Queens’ is at the heart of Matt Cain’s new novel

“Getting into Cambridge was the biggest thing that’s ever happened to me,” says Matt Cain (1994), over drinks in Fitzbillies. “It’s bothered me since I left that Oxbridge has become a dirty word - the second I say I went to Cambridge people assume a level of privilege - but I went to state schools and worked really hard to get there. I was the first person from my school in 28 years to go to Oxbridge.”

Matt is back at Queens’ to celebrate the publication of his third novel, The Madonna of Bolton. The highly entertaining, unashamedly autobiographical book is a coming of age tale about a boy, Charlie, growing up in 1980s small-town Lancashire. The growing realisation that he is gay marks him out as a target for school bullies in a world where masculinity is narrowly and rigidly defined.

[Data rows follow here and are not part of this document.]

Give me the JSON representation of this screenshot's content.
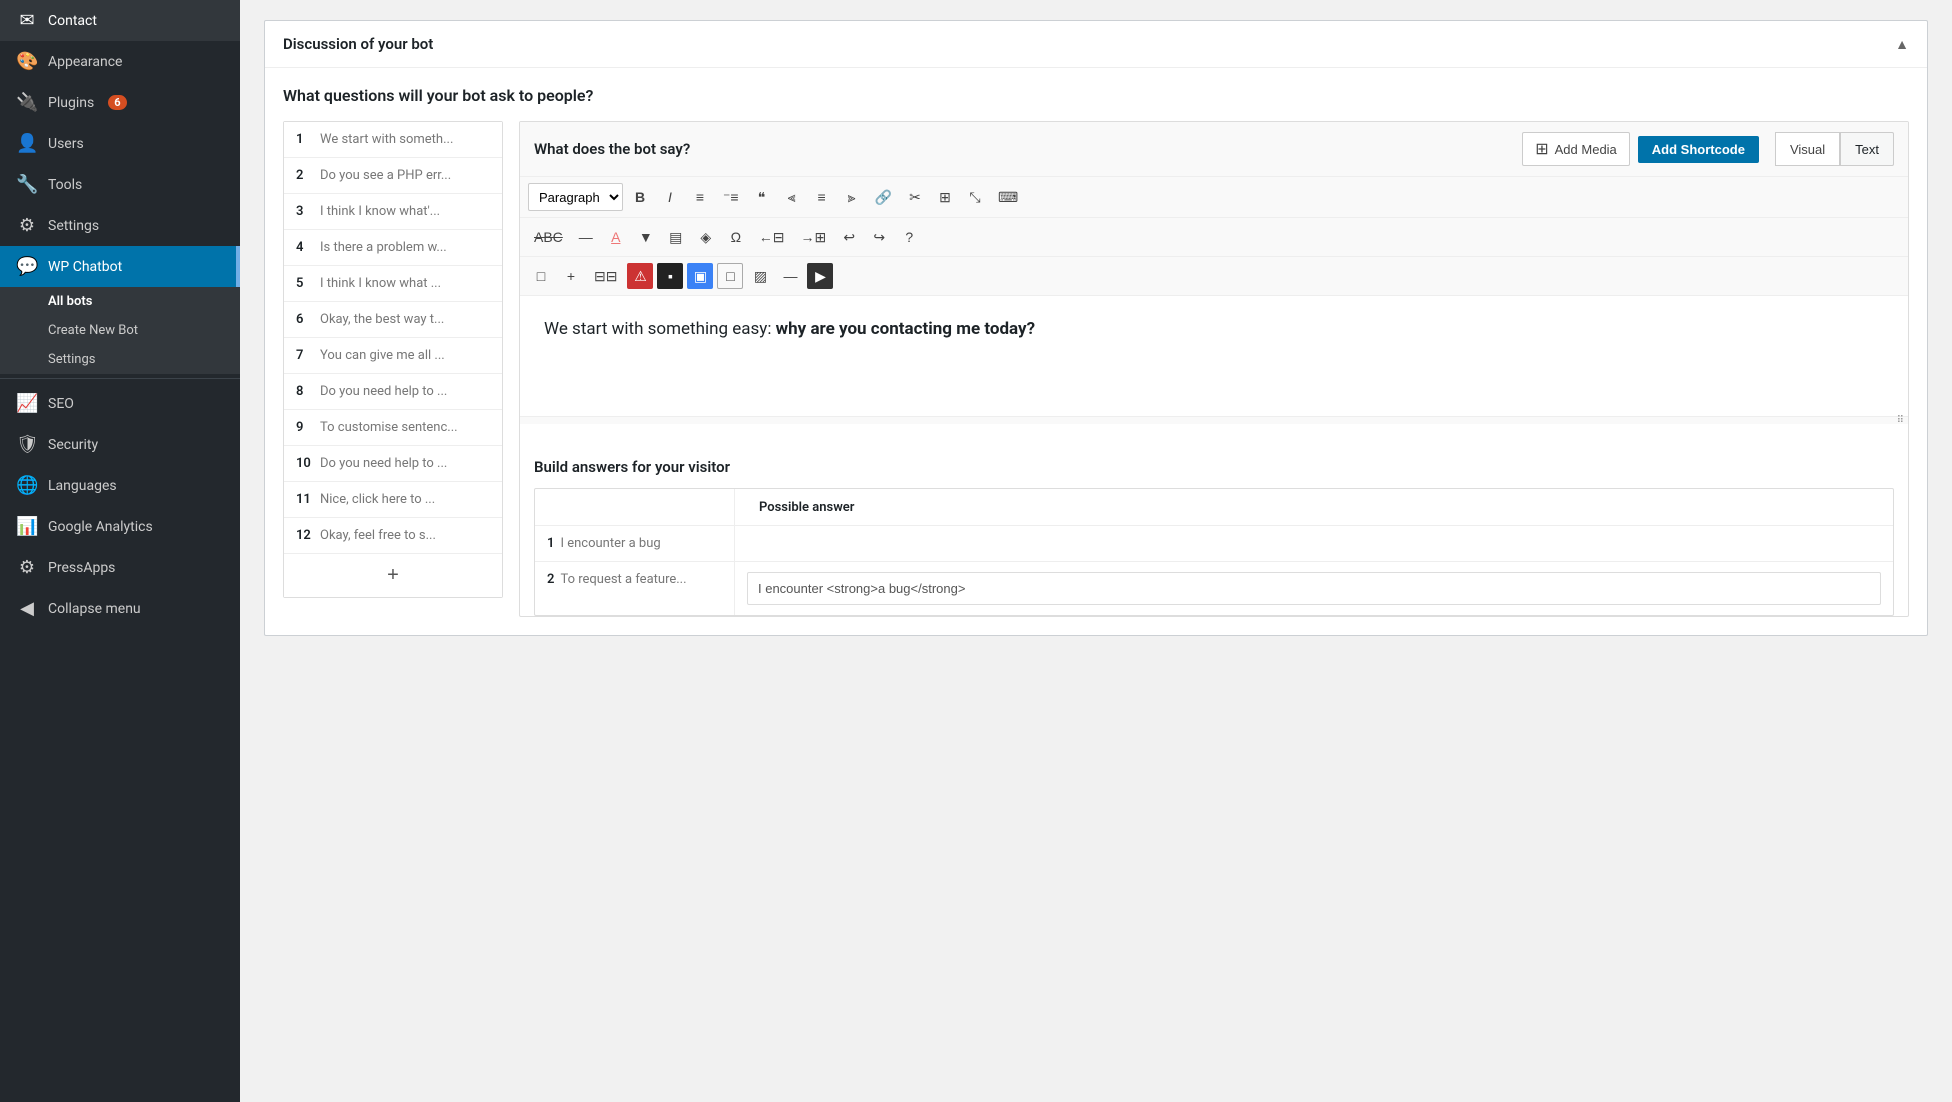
{
  "sidebar": {
    "items": [
      {
        "id": "contact",
        "label": "Contact",
        "icon": "✉",
        "active": false
      },
      {
        "id": "appearance",
        "label": "Appearance",
        "icon": "🎨",
        "active": false
      },
      {
        "id": "plugins",
        "label": "Plugins",
        "icon": "🔌",
        "active": false,
        "badge": "6"
      },
      {
        "id": "users",
        "label": "Users",
        "icon": "👤",
        "active": false
      },
      {
        "id": "tools",
        "label": "Tools",
        "icon": "🔧",
        "active": false
      },
      {
        "id": "settings",
        "label": "Settings",
        "icon": "⚙",
        "active": false
      },
      {
        "id": "wp-chatbot",
        "label": "WP Chatbot",
        "icon": "💬",
        "active": true
      }
    ],
    "wp_chatbot_sub": [
      {
        "id": "all-bots",
        "label": "All bots",
        "active": true
      },
      {
        "id": "create-new-bot",
        "label": "Create New Bot",
        "active": false
      },
      {
        "id": "settings",
        "label": "Settings",
        "active": false
      }
    ],
    "bottom_items": [
      {
        "id": "seo",
        "label": "SEO",
        "icon": "📈"
      },
      {
        "id": "security",
        "label": "Security",
        "icon": "🛡"
      },
      {
        "id": "languages",
        "label": "Languages",
        "icon": "🌐"
      },
      {
        "id": "google-analytics",
        "label": "Google Analytics",
        "icon": "📊"
      },
      {
        "id": "pressapps",
        "label": "PressApps",
        "icon": "⚙"
      },
      {
        "id": "collapse-menu",
        "label": "Collapse menu",
        "icon": "◀"
      }
    ]
  },
  "panel": {
    "title": "Discussion of your bot",
    "section_question": "What questions will your bot ask to people?",
    "editor_title": "What does the bot say?",
    "add_media_label": "Add Media",
    "add_shortcode_label": "Add Shortcode",
    "view_tabs": [
      {
        "id": "visual",
        "label": "Visual",
        "active": false
      },
      {
        "id": "text",
        "label": "Text",
        "active": true
      }
    ],
    "editor_content": "We start with something easy: why are you contacting me today?",
    "editor_content_bold_part": "why are you contacting me today?",
    "toolbar_row1": {
      "paragraph_select": "Paragraph",
      "buttons": [
        "B",
        "I",
        "≡",
        "⁻≡",
        "❝",
        "≡",
        "≡",
        "≡",
        "🔗",
        "✂",
        "≡",
        "⤡",
        "⌨"
      ]
    },
    "toolbar_row2": {
      "buttons": [
        "ABC̶",
        "—",
        "A",
        "▼",
        "▤",
        "◈",
        "Ω",
        "→",
        "←",
        "↩",
        "↪",
        "?"
      ]
    },
    "toolbar_row3": {
      "buttons": [
        "□",
        "+",
        "≡",
        "⚠",
        "▪",
        "▣",
        "□",
        "▨",
        "—",
        "▶"
      ]
    },
    "answers_section_title": "Build answers for your visitor",
    "answers_table": {
      "rows": [
        {
          "num": "1",
          "text": "I encounter a bug",
          "answer": ""
        },
        {
          "num": "2",
          "text": "To request a feature...",
          "answer": "I encounter <strong>a bug</strong>"
        }
      ],
      "possible_answer_label": "Possible answer"
    },
    "questions": [
      {
        "num": "1",
        "text": "We start with someth..."
      },
      {
        "num": "2",
        "text": "Do you see a PHP err..."
      },
      {
        "num": "3",
        "text": "I think I know what'..."
      },
      {
        "num": "4",
        "text": "Is there a problem w..."
      },
      {
        "num": "5",
        "text": "I think I know what ..."
      },
      {
        "num": "6",
        "text": "Okay, the best way t..."
      },
      {
        "num": "7",
        "text": "You can give me all ..."
      },
      {
        "num": "8",
        "text": "Do you need help to ..."
      },
      {
        "num": "9",
        "text": "To customise sentenc..."
      },
      {
        "num": "10",
        "text": "Do you need help to ..."
      },
      {
        "num": "11",
        "text": "Nice, click here to ..."
      },
      {
        "num": "12",
        "text": "Okay, feel free to s..."
      }
    ]
  }
}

His arrival at Queens’ (renamed St Christopher’s but otherwise undisguised - “If I’d called it Queens’ in a book about growing up gay people would have assumed I’d made it up!”) marks a turning point.

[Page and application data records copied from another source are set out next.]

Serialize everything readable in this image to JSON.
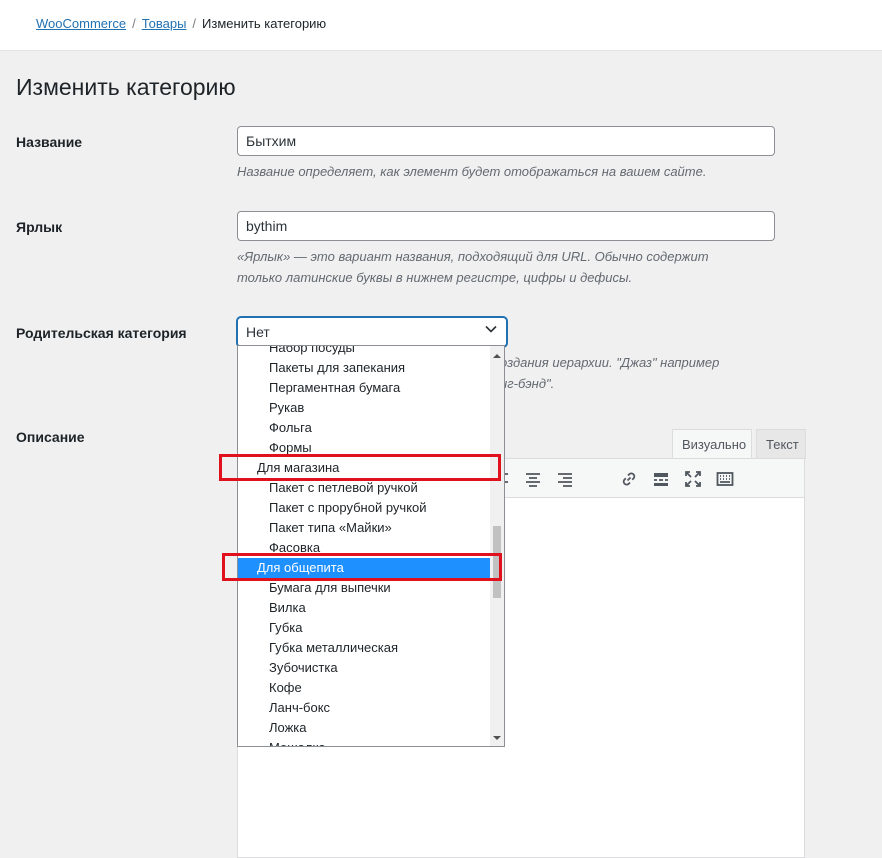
{
  "breadcrumb": {
    "root": "WooCommerce",
    "parent": "Товары",
    "current": "Изменить категорию",
    "separator": "/"
  },
  "page_title": "Изменить категорию",
  "name_field": {
    "label": "Название",
    "value": "Бытхим",
    "description": "Название определяет, как элемент будет отображаться на вашем сайте."
  },
  "slug_field": {
    "label": "Ярлык",
    "value": "bythim",
    "description_line1": "«Ярлык» — это вариант названия, подходящий для URL. Обычно содержит",
    "description_line2": "только латинские буквы в нижнем регистре, цифры и дефисы."
  },
  "parent_field": {
    "label": "Родительская категория",
    "selected": "Нет",
    "description_line1_visible": "оздания иерархии. \"Джаз\" например",
    "description_line2_visible": "иг-бэнд\".",
    "options": [
      {
        "label": "Набор посуды",
        "level": 1
      },
      {
        "label": "Пакеты для запекания",
        "level": 1
      },
      {
        "label": "Пергаментная бумага",
        "level": 1
      },
      {
        "label": "Рукав",
        "level": 1
      },
      {
        "label": "Фольга",
        "level": 1
      },
      {
        "label": "Формы",
        "level": 1
      },
      {
        "label": "Для магазина",
        "level": 0
      },
      {
        "label": "Пакет с петлевой ручкой",
        "level": 1
      },
      {
        "label": "Пакет с прорубной ручкой",
        "level": 1
      },
      {
        "label": "Пакет типа «Майки»",
        "level": 1
      },
      {
        "label": "Фасовка",
        "level": 1
      },
      {
        "label": "Для общепита",
        "level": 0,
        "highlighted": true
      },
      {
        "label": "Бумага для выпечки",
        "level": 1
      },
      {
        "label": "Вилка",
        "level": 1
      },
      {
        "label": "Губка",
        "level": 1
      },
      {
        "label": "Губка металлическая",
        "level": 1
      },
      {
        "label": "Зубочистка",
        "level": 1
      },
      {
        "label": "Кофе",
        "level": 1
      },
      {
        "label": "Ланч-бокс",
        "level": 1
      },
      {
        "label": "Ложка",
        "level": 1
      },
      {
        "label": "Мешалка",
        "level": 1
      }
    ]
  },
  "description_field": {
    "label": "Описание",
    "tab_visual": "Визуально",
    "tab_text": "Текст"
  },
  "colors": {
    "accent": "#2271b1",
    "highlight_option": "#1e90ff",
    "annotation_red": "#e0111c"
  }
}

Through drama societies, May Ball committees and other extra-curricular involvement which a cursory glance at Matt’s file reveals to have been lifted directly from life, Charlie flourishes, establishing a network of friends who see him through the tribulations of the second half of the novel.

Contrary to frequent portrayals of Cambridge social networks, Matt paints a picture of a diverse, mutually supportive and accepting environment, in which students from all backgrounds form lifelong friendships. It sounds idyllic, and slightly idealised, but Matt insists it reflects his experience.

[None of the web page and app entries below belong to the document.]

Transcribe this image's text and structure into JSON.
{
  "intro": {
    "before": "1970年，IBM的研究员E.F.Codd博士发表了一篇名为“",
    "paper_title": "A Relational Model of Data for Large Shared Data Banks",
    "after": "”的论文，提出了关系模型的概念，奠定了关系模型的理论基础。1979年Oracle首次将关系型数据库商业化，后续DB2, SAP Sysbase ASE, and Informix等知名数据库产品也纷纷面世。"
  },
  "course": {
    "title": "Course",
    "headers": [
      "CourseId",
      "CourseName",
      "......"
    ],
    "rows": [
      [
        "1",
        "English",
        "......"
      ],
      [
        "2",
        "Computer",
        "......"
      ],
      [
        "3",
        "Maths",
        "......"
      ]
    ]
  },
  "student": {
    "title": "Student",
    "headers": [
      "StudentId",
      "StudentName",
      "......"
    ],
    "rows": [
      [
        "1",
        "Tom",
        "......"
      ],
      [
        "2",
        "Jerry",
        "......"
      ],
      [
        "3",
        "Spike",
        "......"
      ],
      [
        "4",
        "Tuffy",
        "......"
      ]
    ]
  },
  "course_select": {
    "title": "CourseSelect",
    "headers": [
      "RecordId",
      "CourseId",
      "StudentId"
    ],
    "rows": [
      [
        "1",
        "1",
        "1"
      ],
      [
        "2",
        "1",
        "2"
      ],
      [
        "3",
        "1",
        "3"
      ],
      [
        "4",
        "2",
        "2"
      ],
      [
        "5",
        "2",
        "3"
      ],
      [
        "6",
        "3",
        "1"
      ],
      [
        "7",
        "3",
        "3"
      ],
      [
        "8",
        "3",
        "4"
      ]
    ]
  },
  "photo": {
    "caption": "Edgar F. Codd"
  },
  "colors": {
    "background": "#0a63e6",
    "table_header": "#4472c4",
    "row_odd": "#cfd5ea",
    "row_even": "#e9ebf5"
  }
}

“Honestly, it really was like that. People in northern working class towns can sometimes decry the snootiness of Oxbridge, but I grew up in a northern working class town and I didn’t feel welcome in the background I was from. In Cambridge I was made welcome from day one, and my friends from Queens’ are the ones that have stuck.”

After Queens’, Matt knew he wanted to do “something creative”, but was sufficiently open-minded as to what that might mean that he wrote 211 letters to theatres, publishers and galleries.

“I got one reply, from a soft porn channel in Manchester,” he laughs.

This proved his unlikely entrance into television, leading to a seven-year stint as an executive producer on The South Bank Show, and three years as Channel 4’s first ever cultural editor. Matt then took voluntary redundancy in order to focus on writing fiction, publishing Shot Through the Heart in 2014, and Nothing But Trouble a year later. He spent 18 months as Editor-in-Chief of Attitude, Britain’s leading magazine for gay men, and is in demand as a freelance journalist.

But The Madonna of Bolton, a first draft of which was written in 2006, refused to let him go. Despite the book having been rejected by publisher after publisher, Matt was determined to give it a chance to find an audience. When he uploaded a sample chapter to crowdfunding publisher Unbound, it reached its funding target within a week, becoming one of the publisher’s fastest ever success stories. The novel will hit bookshops across the country on 12 July, and the film rights have been bought by Live Nation Productions.

While Matt is at pains to point out that “the character is very different to me”, the book rings emotionally true. Charlie’s relationship with his family is particularly well depicted, and although Matt says that when he showed the novel to his own parents “they could see immediately that Charlie’s parents weren’t them”, he admits that the character’s need to impress his father is very close to the bone.

“Dad grew up in a council house, went to grammar school, and then to Leeds University, but he’d always wanted to go to Cambridge. So when I was good enough at school for Cambridge to be talked about, I saw it mainly as a chance to impress him. But it opened up the world to me.”